On-going vigilance is needed following the outbreak of bird flu in the UK and the Netherlands, according to the Minister for Agriculture Simon Coveney.
The Minister said his Department has a full range of contingency plans in place and, should an outbreak of bird flu occur measures will be initiated immediately, to prevent the spread of the disease.
He said the likely source of the outbreak of the disease in Europe is wild migratory birds, though this has not been confirmed. The Member States concerned have introduced restrictions on the movement of poultry and poultry products from the affected areas. In addition, the EU has already introduced measures, including protection and surveillance zones in relation to Germany, and will take similar action in relation to the Netherlands and the UK shortly. This should help to limit the spread of the disease, he said.
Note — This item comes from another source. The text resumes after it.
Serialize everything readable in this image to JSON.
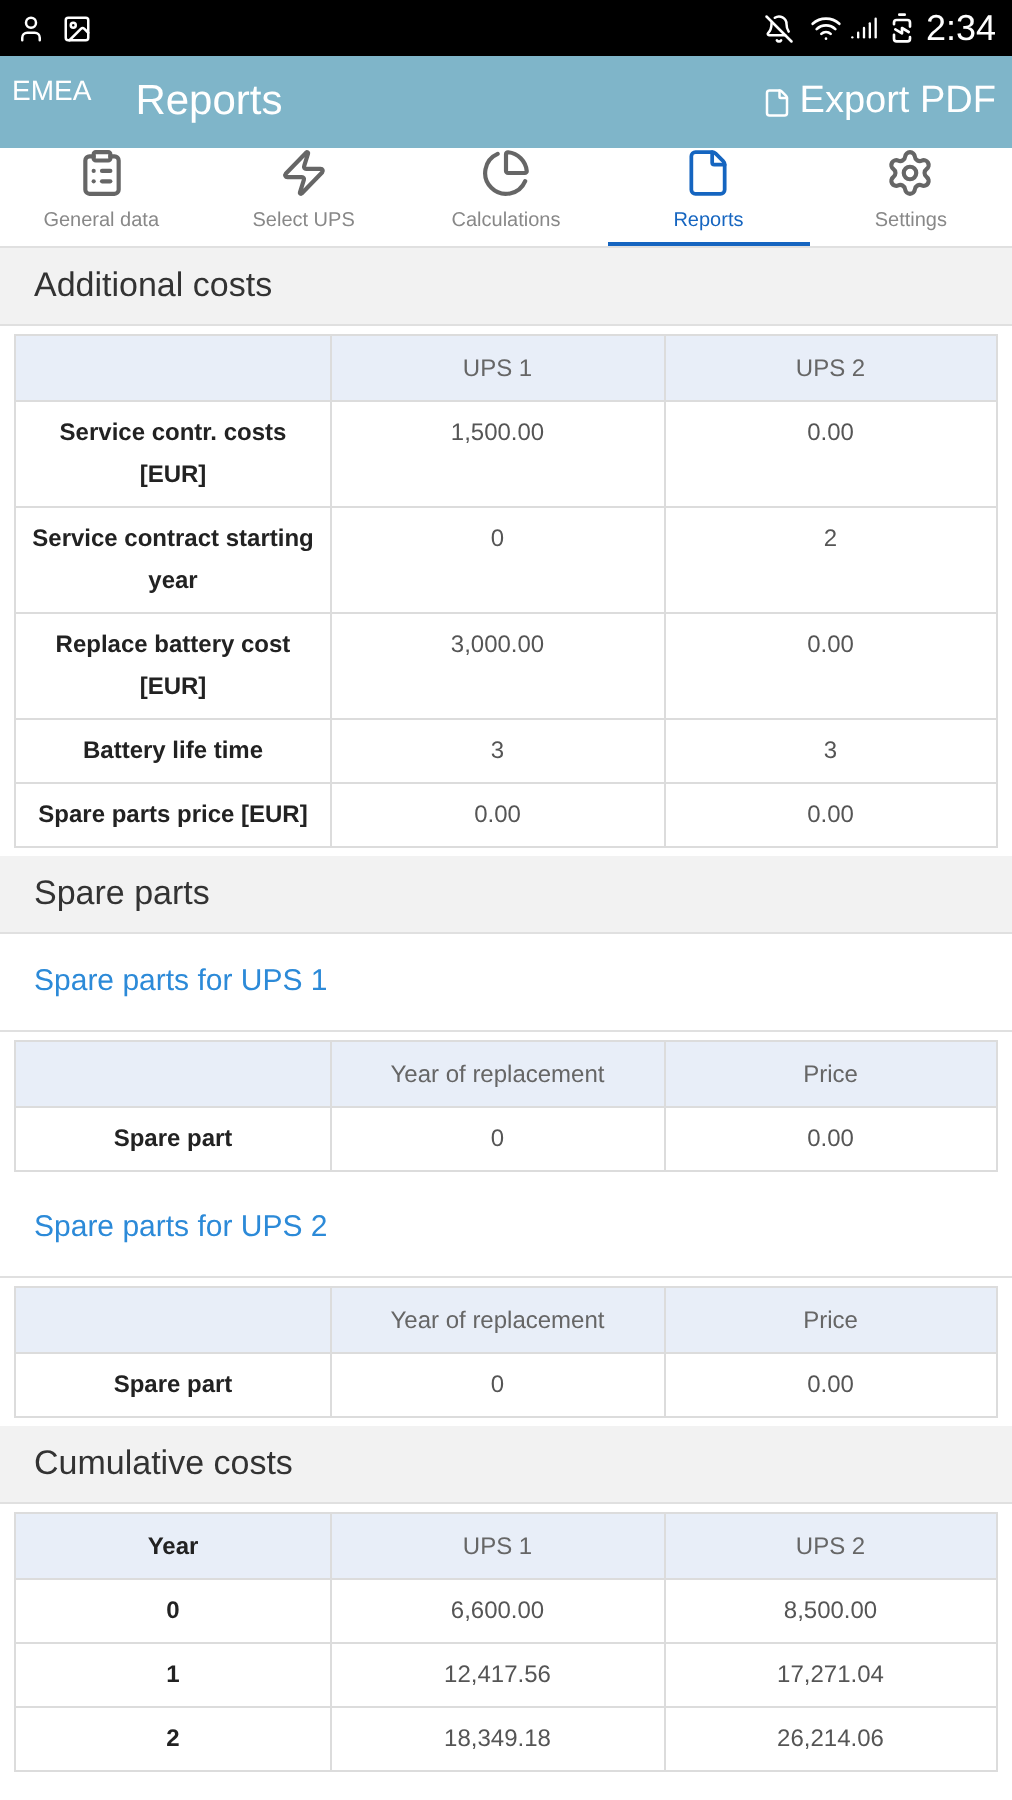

“There are two types of avian influenza virus (bird flu). These are called low pathogenic (LPAI) and highly pathogenic (HPAI), depending on the severity of the disease that they cause in birds. H5N8 is the causative agent in Germany and the Netherlands. While the disease has not yet been typed in the UK, it has been confirmed as highly pathogenic.
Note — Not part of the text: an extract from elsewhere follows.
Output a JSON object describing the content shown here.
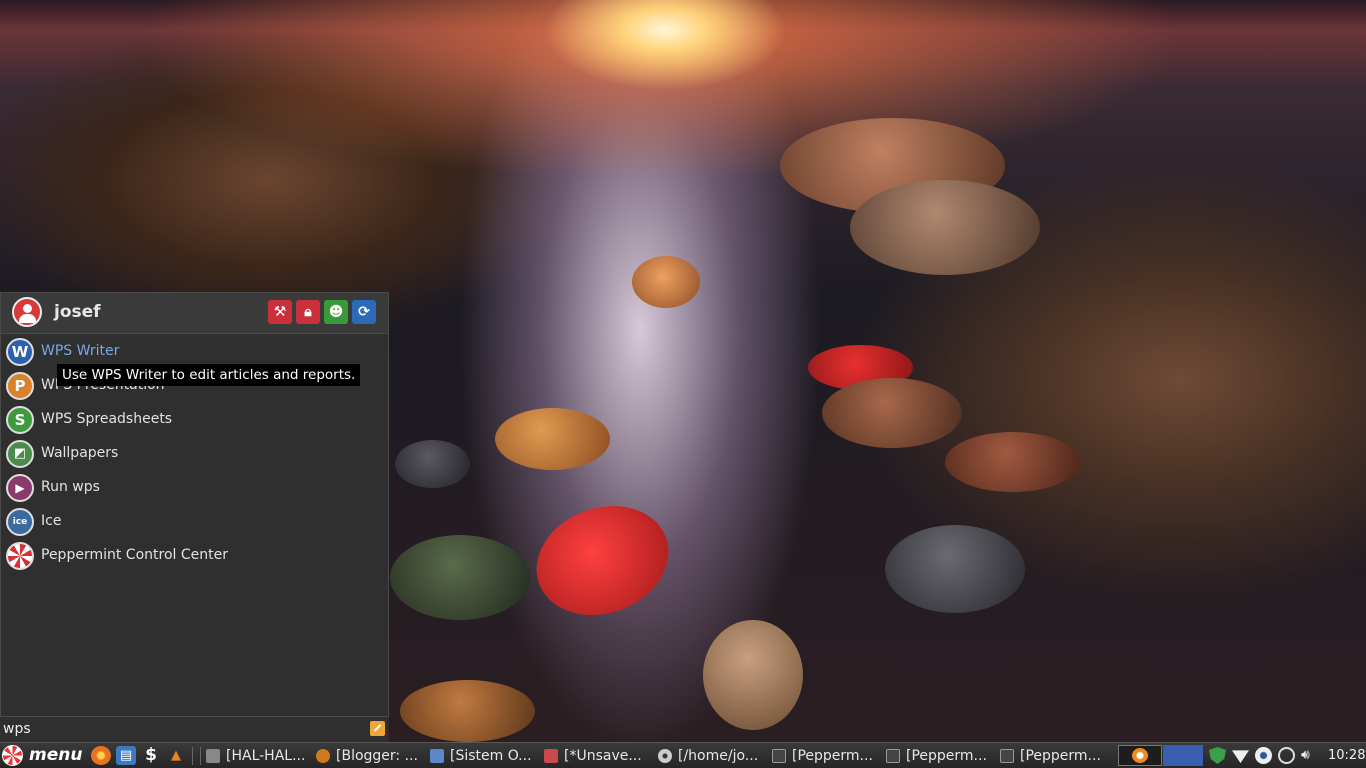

“This is an animal health disease, which normally results in high mortality rates in flocks and its spread is normally controlled by the killing of the affected flocks and the destruction of the carcases. There is no known food safety risk associated with the strain of the disease (H5N8) confirmed in Germany and the Netherlands. According to the European Centre for Disease Prevention and Control in its recent assessment (November 2014), there have been no human cases of H5N8.”
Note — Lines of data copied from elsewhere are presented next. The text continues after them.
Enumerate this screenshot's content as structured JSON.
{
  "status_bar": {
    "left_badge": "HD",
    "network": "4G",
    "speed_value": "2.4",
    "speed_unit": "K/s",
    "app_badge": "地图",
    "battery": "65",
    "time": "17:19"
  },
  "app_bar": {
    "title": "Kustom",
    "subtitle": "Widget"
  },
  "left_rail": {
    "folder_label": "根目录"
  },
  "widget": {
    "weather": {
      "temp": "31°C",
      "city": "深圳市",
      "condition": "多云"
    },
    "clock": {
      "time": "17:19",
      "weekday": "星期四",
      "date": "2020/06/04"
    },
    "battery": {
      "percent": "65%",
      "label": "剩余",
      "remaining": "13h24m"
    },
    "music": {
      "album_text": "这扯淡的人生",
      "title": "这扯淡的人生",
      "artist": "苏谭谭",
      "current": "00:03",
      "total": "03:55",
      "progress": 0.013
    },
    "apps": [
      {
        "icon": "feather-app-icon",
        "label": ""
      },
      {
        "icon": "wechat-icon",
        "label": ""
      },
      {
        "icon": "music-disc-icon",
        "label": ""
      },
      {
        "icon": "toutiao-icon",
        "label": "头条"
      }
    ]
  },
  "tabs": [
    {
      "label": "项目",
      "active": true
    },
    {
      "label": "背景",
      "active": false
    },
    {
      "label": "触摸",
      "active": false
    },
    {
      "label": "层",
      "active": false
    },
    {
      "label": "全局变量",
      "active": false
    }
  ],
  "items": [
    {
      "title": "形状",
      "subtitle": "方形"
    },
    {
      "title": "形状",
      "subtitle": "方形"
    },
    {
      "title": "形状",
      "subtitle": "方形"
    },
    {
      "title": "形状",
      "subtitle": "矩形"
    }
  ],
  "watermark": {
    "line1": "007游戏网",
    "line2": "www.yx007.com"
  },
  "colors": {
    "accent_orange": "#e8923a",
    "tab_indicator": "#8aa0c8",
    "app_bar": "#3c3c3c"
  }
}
Avian Influenza, or bird flu, is notifiable to the Department and it is a legal requirement to notify any unusual increase in mortalities or any suspicion of the disease to a veterinary practitioner and to the Department.